§ **TASK DETAILS**
Give the number of lines in the material below where the word "size" shows up, without anything else.
:: DATA SHOWN ::
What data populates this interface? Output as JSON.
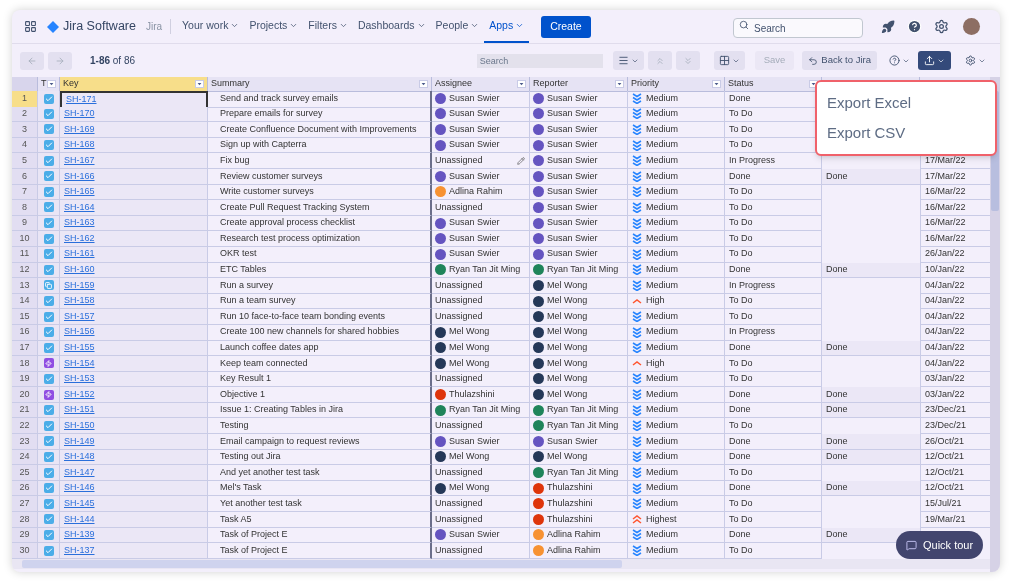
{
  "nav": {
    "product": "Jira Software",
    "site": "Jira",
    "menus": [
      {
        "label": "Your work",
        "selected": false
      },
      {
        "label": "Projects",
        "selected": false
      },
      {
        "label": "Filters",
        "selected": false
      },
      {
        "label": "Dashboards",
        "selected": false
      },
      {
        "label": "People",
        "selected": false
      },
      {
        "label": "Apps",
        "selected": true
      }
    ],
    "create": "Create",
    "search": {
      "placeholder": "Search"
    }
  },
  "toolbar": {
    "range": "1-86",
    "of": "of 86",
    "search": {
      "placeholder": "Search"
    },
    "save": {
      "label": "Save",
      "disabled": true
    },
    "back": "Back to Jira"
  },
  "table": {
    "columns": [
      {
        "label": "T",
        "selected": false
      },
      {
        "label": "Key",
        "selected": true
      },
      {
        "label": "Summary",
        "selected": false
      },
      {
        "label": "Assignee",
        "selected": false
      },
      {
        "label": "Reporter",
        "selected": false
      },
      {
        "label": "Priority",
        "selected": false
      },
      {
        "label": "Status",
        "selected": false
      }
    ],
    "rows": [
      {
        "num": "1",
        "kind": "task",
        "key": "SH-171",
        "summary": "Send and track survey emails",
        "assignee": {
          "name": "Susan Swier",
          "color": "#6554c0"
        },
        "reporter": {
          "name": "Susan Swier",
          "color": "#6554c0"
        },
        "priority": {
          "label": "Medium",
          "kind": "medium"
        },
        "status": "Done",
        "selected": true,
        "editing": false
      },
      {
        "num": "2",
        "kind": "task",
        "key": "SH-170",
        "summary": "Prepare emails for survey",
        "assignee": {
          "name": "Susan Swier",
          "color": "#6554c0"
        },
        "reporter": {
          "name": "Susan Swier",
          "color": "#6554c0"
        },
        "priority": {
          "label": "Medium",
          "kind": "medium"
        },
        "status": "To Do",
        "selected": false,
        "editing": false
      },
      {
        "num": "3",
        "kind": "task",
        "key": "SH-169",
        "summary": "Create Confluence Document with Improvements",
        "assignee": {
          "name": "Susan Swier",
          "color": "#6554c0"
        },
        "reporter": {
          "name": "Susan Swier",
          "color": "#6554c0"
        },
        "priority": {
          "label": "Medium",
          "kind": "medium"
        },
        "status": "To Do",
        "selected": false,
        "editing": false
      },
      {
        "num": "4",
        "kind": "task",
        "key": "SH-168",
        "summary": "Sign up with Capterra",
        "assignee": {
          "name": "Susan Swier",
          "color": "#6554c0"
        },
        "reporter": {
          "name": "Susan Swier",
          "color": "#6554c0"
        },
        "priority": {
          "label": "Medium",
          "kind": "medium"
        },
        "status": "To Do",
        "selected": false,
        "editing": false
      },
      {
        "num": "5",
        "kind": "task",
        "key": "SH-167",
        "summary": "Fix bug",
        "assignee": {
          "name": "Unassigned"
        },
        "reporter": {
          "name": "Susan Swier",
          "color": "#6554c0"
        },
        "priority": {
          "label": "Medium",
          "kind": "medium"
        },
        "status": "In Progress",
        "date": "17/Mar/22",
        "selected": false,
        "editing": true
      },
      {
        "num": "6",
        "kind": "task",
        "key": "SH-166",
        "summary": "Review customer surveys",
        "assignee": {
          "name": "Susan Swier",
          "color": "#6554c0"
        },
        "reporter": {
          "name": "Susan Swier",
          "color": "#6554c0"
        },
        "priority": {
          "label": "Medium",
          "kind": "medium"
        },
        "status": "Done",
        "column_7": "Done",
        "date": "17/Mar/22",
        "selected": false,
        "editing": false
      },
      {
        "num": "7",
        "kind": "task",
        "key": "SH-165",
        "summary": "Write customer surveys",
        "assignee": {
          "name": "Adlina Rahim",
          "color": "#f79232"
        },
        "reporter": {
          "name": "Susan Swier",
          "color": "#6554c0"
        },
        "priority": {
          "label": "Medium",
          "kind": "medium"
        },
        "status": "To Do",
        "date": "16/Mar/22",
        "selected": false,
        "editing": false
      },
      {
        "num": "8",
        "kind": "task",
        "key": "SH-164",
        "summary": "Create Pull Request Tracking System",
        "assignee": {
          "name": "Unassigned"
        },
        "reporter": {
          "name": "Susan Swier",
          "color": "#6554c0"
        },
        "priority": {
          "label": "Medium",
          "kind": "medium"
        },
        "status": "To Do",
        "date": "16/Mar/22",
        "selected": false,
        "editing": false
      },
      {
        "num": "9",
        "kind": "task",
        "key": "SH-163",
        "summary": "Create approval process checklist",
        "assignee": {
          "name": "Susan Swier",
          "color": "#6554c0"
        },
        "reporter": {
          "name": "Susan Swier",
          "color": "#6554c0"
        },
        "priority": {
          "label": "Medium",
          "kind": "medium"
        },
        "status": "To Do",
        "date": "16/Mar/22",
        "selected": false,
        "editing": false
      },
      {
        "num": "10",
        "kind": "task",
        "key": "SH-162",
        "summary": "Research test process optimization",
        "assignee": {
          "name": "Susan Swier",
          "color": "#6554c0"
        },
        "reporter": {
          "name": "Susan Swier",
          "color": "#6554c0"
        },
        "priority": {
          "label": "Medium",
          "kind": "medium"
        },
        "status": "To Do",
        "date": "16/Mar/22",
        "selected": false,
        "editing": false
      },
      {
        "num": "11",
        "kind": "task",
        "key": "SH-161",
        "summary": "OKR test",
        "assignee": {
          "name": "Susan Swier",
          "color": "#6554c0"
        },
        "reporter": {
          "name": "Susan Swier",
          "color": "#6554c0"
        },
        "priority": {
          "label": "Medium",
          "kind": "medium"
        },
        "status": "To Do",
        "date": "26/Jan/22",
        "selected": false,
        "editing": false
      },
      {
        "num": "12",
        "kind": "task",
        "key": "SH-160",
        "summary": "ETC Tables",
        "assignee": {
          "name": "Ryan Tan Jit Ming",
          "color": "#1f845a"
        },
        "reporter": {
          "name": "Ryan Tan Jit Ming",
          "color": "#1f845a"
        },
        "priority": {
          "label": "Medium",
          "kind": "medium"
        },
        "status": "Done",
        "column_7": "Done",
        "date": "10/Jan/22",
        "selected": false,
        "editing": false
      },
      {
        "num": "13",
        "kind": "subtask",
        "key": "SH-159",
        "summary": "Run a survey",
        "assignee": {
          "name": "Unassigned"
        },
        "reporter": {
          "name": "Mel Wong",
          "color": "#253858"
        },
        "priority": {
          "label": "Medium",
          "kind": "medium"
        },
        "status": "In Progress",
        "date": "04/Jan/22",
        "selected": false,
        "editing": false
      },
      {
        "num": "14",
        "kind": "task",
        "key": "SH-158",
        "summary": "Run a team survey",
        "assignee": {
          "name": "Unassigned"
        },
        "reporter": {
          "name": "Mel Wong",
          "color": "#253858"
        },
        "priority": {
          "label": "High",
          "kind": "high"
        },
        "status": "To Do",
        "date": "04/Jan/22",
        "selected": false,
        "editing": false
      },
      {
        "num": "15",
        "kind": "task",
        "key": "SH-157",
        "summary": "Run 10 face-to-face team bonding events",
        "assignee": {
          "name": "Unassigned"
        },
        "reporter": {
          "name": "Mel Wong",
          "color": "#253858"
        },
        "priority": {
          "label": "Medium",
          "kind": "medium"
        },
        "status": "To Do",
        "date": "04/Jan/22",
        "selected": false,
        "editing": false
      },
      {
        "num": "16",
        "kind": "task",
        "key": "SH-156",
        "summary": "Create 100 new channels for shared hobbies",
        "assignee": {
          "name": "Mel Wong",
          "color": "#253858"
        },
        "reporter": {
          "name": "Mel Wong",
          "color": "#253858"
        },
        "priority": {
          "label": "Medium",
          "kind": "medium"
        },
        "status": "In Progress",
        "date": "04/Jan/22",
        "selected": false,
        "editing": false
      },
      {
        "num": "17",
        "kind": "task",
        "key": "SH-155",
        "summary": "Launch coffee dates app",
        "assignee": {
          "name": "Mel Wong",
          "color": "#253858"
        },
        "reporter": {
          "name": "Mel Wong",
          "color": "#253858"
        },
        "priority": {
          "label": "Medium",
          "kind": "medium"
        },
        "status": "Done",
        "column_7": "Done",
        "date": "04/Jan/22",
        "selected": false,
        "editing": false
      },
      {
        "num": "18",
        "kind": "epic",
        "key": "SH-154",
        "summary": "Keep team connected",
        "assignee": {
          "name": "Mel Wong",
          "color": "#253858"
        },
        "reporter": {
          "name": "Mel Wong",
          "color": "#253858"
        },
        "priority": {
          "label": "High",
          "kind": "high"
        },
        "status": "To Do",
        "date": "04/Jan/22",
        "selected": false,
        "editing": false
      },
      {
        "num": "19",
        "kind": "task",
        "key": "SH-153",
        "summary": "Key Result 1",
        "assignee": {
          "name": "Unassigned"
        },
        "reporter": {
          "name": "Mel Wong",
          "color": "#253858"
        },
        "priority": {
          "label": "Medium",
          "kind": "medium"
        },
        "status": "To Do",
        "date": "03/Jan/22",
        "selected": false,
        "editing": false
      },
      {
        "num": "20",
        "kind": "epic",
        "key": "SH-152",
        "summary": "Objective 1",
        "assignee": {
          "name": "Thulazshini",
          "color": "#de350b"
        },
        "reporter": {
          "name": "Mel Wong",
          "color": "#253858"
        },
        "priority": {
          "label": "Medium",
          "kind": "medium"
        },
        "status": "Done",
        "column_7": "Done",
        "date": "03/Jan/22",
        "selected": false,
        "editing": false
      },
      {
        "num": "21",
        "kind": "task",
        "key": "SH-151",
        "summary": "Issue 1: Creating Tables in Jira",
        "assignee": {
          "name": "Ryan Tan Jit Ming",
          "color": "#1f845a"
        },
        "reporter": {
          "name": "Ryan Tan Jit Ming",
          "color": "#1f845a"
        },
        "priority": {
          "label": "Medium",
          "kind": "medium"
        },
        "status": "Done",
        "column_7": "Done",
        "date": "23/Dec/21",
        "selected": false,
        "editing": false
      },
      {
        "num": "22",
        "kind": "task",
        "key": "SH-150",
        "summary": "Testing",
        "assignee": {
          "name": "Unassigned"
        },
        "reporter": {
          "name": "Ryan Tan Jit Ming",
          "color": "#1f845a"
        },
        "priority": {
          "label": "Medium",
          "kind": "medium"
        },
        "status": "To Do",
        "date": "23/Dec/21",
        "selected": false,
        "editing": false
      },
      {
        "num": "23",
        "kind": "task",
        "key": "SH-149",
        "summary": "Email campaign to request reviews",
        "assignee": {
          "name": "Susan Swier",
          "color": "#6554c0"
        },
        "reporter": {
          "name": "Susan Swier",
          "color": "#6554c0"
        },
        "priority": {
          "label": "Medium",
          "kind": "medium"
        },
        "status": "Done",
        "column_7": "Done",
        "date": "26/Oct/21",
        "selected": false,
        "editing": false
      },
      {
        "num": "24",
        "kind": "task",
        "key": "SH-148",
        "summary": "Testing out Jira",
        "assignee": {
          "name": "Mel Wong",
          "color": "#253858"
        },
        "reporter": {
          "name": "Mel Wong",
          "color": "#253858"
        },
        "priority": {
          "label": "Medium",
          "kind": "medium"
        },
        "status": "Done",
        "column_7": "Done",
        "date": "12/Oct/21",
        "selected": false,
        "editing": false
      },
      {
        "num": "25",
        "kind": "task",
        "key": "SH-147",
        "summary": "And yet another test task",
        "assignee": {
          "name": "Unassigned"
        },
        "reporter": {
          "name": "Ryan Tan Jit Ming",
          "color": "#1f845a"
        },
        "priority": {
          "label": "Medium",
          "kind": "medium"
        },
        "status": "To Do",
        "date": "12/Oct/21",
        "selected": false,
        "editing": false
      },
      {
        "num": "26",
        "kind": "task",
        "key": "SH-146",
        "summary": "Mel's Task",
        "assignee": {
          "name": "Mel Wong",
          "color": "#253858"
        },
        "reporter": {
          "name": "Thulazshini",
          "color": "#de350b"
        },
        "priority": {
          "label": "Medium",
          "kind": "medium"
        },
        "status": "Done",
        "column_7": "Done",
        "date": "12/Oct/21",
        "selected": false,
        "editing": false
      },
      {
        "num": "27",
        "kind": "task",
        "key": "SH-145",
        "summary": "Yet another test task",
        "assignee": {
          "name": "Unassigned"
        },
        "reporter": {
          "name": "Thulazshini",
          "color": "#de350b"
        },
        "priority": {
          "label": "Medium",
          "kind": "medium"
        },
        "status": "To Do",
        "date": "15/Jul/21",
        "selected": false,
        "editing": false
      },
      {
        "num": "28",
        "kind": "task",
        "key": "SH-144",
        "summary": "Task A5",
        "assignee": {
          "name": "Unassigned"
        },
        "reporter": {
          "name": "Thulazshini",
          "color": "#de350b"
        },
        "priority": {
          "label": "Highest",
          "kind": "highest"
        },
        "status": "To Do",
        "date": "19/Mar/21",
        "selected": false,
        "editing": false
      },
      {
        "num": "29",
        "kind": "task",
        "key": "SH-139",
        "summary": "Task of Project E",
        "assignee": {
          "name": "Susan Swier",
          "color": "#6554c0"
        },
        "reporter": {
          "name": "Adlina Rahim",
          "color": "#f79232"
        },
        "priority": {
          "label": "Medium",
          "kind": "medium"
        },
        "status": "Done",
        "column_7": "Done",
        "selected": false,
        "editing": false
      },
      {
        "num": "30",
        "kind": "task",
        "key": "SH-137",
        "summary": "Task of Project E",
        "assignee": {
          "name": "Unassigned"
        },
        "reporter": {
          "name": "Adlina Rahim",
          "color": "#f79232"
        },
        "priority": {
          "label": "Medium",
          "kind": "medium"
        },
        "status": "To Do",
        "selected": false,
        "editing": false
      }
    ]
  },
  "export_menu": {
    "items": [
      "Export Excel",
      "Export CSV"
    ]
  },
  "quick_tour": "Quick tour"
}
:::
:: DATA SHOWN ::
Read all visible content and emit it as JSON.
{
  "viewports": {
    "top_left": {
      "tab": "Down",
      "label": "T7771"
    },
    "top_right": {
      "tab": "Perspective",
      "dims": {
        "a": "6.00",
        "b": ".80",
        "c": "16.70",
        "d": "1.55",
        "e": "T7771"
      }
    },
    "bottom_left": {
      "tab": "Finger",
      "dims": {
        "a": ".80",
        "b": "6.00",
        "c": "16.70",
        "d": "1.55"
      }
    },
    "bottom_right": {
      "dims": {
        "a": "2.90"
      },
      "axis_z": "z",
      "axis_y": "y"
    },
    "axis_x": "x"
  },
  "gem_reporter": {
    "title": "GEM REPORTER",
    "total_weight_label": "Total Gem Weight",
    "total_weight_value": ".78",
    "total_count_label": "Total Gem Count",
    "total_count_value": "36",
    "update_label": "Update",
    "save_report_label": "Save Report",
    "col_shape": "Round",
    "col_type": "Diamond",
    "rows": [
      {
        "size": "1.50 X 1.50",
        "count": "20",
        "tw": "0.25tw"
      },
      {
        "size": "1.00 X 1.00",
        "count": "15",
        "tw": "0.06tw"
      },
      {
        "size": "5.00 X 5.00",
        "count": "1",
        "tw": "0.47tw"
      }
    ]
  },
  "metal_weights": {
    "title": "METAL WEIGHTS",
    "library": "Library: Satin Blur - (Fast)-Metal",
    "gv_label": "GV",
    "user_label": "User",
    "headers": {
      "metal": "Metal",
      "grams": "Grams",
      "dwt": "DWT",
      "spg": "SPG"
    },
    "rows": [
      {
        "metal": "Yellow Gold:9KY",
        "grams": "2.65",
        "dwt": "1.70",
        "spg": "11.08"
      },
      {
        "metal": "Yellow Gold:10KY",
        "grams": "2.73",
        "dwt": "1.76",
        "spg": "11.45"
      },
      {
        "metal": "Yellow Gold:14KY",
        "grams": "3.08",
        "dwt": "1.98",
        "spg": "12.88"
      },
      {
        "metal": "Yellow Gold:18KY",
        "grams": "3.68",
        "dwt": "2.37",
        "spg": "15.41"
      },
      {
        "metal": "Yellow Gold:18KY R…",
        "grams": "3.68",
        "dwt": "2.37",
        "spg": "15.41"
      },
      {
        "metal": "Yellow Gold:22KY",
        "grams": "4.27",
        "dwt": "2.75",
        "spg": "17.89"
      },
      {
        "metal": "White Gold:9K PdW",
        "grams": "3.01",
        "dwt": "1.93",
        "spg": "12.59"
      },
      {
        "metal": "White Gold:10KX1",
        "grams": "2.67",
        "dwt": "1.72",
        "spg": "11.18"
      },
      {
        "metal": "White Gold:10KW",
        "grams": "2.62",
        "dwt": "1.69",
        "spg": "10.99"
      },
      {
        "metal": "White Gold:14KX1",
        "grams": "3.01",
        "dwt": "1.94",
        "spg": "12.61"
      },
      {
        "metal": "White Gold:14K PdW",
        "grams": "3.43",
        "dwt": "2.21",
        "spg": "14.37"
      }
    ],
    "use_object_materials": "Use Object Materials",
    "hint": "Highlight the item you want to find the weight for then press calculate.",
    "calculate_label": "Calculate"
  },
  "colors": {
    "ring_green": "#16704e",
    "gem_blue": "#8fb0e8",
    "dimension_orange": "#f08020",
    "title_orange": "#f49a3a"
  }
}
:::
§ **EXPECTED ANSWER**
3